● Exercise directions: Copy each of the records exactly.

=== Section Start ===

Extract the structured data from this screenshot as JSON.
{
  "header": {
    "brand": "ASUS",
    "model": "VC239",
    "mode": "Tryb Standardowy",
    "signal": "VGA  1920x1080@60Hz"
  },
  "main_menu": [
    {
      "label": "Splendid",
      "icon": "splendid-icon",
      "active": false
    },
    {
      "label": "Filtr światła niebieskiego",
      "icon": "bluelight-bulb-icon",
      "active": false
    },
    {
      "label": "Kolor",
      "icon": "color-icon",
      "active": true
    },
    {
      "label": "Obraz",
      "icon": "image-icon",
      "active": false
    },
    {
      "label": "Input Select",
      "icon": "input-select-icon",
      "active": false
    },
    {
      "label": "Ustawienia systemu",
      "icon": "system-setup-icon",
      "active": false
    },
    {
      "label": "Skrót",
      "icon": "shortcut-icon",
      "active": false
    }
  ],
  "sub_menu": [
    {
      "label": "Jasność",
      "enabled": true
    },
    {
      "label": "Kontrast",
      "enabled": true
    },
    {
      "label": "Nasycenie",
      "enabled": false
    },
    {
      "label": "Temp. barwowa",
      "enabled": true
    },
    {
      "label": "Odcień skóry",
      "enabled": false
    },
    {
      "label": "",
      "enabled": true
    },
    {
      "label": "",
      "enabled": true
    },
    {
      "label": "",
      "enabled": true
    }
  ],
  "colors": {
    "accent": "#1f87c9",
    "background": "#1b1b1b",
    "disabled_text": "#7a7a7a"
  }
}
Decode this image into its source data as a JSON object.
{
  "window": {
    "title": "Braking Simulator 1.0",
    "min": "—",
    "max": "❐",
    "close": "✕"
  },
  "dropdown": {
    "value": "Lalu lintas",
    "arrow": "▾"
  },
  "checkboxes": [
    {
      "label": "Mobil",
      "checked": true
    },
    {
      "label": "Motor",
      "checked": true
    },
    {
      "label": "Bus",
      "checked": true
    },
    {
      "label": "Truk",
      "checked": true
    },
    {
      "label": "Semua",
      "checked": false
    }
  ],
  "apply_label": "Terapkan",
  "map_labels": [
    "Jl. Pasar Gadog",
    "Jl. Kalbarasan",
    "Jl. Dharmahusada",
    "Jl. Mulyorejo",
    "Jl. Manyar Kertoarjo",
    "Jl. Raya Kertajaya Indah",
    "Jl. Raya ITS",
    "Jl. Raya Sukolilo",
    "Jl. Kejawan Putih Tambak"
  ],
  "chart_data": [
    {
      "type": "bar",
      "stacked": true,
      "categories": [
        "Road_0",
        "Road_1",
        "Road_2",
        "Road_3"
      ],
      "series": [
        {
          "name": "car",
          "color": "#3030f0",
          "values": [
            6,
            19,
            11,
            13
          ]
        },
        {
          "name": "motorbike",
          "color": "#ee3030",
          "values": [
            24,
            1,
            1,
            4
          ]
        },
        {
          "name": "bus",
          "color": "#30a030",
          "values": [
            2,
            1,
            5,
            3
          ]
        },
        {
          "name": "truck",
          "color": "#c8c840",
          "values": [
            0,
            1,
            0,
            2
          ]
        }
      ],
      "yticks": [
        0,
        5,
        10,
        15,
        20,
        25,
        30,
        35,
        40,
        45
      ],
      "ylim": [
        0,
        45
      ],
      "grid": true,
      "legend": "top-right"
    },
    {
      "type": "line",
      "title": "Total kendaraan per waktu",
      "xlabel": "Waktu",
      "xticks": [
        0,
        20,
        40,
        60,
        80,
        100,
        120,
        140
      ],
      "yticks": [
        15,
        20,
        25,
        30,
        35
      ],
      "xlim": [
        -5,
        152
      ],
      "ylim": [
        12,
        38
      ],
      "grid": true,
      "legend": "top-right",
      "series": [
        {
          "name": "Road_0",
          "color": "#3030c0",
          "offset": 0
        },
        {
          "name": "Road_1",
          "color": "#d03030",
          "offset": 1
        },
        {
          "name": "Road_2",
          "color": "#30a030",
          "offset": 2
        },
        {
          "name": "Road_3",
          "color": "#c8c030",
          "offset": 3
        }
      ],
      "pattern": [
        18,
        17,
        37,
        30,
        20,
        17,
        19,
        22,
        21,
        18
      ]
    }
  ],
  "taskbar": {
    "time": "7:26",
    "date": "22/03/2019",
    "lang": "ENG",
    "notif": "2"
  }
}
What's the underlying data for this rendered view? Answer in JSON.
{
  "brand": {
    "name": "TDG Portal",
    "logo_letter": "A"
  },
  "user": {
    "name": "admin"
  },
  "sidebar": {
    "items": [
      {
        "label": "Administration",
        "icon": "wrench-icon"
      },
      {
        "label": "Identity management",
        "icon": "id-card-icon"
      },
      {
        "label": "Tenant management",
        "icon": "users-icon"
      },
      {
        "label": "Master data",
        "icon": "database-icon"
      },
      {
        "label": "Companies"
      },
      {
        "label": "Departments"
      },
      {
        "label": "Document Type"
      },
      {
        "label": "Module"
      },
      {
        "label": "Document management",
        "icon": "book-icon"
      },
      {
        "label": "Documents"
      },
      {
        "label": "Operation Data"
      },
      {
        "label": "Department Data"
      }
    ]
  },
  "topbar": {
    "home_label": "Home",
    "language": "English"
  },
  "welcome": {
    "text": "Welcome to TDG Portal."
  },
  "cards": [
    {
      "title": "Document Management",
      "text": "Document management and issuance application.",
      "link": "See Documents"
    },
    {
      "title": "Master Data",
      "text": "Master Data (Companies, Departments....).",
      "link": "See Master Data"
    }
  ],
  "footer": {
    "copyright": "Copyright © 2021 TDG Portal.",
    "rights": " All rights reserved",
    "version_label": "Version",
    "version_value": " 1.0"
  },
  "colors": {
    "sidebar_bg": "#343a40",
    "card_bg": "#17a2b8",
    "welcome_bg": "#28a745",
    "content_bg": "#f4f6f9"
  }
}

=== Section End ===

● Result:
Extract the structured data from this screenshot as JSON.
{
  "header": {
    "brand": "ASUS",
    "model": "VC239",
    "mode": "Tryb Standardowy",
    "signal": "VGA  1920x1080@60Hz"
  },
  "main_menu": [
    {
      "label": "Splendid",
      "icon": "splendid-icon",
      "active": false
    },
    {
      "label": "Filtr światła niebieskiego",
      "icon": "bluelight-bulb-icon",
      "active": false
    },
    {
      "label": "Kolor",
      "icon": "color-icon",
      "active": true
    },
    {
      "label": "Obraz",
      "icon": "image-icon",
      "active": false
    },
    {
      "label": "Input Select",
      "icon": "input-select-icon",
      "active": false
    },
    {
      "label": "Ustawienia systemu",
      "icon": "system-setup-icon",
      "active": false
    },
    {
      "label": "Skrót",
      "icon": "shortcut-icon",
      "active": false
    }
  ],
  "sub_menu": [
    {
      "label": "Jasność",
      "enabled": true
    },
    {
      "label": "Kontrast",
      "enabled": true
    },
    {
      "label": "Nasycenie",
      "enabled": false
    },
    {
      "label": "Temp. barwowa",
      "enabled": true
    },
    {
      "label": "Odcień skóry",
      "enabled": false
    },
    {
      "label": "",
      "enabled": true
    },
    {
      "label": "",
      "enabled": true
    },
    {
      "label": "",
      "enabled": true
    }
  ],
  "colors": {
    "accent": "#1f87c9",
    "background": "#1b1b1b",
    "disabled_text": "#7a7a7a"
  }
}
Decode this image into its source data as a JSON object.
{
  "window": {
    "title": "Braking Simulator 1.0",
    "min": "—",
    "max": "❐",
    "close": "✕"
  },
  "dropdown": {
    "value": "Lalu lintas",
    "arrow": "▾"
  },
  "checkboxes": [
    {
      "label": "Mobil",
      "checked": true
    },
    {
      "label": "Motor",
      "checked": true
    },
    {
      "label": "Bus",
      "checked": true
    },
    {
      "label": "Truk",
      "checked": true
    },
    {
      "label": "Semua",
      "checked": false
    }
  ],
  "apply_label": "Terapkan",
  "map_labels": [
    "Jl. Pasar Gadog",
    "Jl. Kalbarasan",
    "Jl. Dharmahusada",
    "Jl. Mulyorejo",
    "Jl. Manyar Kertoarjo",
    "Jl. Raya Kertajaya Indah",
    "Jl. Raya ITS",
    "Jl. Raya Sukolilo",
    "Jl. Kejawan Putih Tambak"
  ],
  "chart_data": [
    {
      "type": "bar",
      "stacked": true,
      "categories": [
        "Road_0",
        "Road_1",
        "Road_2",
        "Road_3"
      ],
      "series": [
        {
          "name": "car",
          "color": "#3030f0",
          "values": [
            6,
            19,
            11,
            13
          ]
        },
        {
          "name": "motorbike",
          "color": "#ee3030",
          "values": [
            24,
            1,
            1,
            4
          ]
        },
        {
          "name": "bus",
          "color": "#30a030",
          "values": [
            2,
            1,
            5,
            3
          ]
        },
        {
          "name": "truck",
          "color": "#c8c840",
          "values": [
            0,
            1,
            0,
            2
          ]
        }
      ],
      "yticks": [
        0,
        5,
        10,
        15,
        20,
        25,
        30,
        35,
        40,
        45
      ],
      "ylim": [
        0,
        45
      ],
      "grid": true,
      "legend": "top-right"
    },
    {
      "type": "line",
      "title": "Total kendaraan per waktu",
      "xlabel": "Waktu",
      "xticks": [
        0,
        20,
        40,
        60,
        80,
        100,
        120,
        140
      ],
      "yticks": [
        15,
        20,
        25,
        30,
        35
      ],
      "xlim": [
        -5,
        152
      ],
      "ylim": [
        12,
        38
      ],
      "grid": true,
      "legend": "top-right",
      "series": [
        {
          "name": "Road_0",
          "color": "#3030c0",
          "offset": 0
        },
        {
          "name": "Road_1",
          "color": "#d03030",
          "offset": 1
        },
        {
          "name": "Road_2",
          "color": "#30a030",
          "offset": 2
        },
        {
          "name": "Road_3",
          "color": "#c8c030",
          "offset": 3
        }
      ],
      "pattern": [
        18,
        17,
        37,
        30,
        20,
        17,
        19,
        22,
        21,
        18
      ]
    }
  ],
  "taskbar": {
    "time": "7:26",
    "date": "22/03/2019",
    "lang": "ENG",
    "notif": "2"
  }
}
What's the underlying data for this rendered view? Answer in JSON.
{
  "brand": {
    "name": "TDG Portal",
    "logo_letter": "A"
  },
  "user": {
    "name": "admin"
  },
  "sidebar": {
    "items": [
      {
        "label": "Administration",
        "icon": "wrench-icon"
      },
      {
        "label": "Identity management",
        "icon": "id-card-icon"
      },
      {
        "label": "Tenant management",
        "icon": "users-icon"
      },
      {
        "label": "Master data",
        "icon": "database-icon"
      },
      {
        "label": "Companies"
      },
      {
        "label": "Departments"
      },
      {
        "label": "Document Type"
      },
      {
        "label": "Module"
      },
      {
        "label": "Document management",
        "icon": "book-icon"
      },
      {
        "label": "Documents"
      },
      {
        "label": "Operation Data"
      },
      {
        "label": "Department Data"
      }
    ]
  },
  "topbar": {
    "home_label": "Home",
    "language": "English"
  },
  "welcome": {
    "text": "Welcome to TDG Portal."
  },
  "cards": [
    {
      "title": "Document Management",
      "text": "Document management and issuance application.",
      "link": "See Documents"
    },
    {
      "title": "Master Data",
      "text": "Master Data (Companies, Departments....).",
      "link": "See Master Data"
    }
  ],
  "footer": {
    "copyright": "Copyright © 2021 TDG Portal.",
    "rights": " All rights reserved",
    "version_label": "Version",
    "version_value": " 1.0"
  },
  "colors": {
    "sidebar_bg": "#343a40",
    "card_bg": "#17a2b8",
    "welcome_bg": "#28a745",
    "content_bg": "#f4f6f9"
  }
}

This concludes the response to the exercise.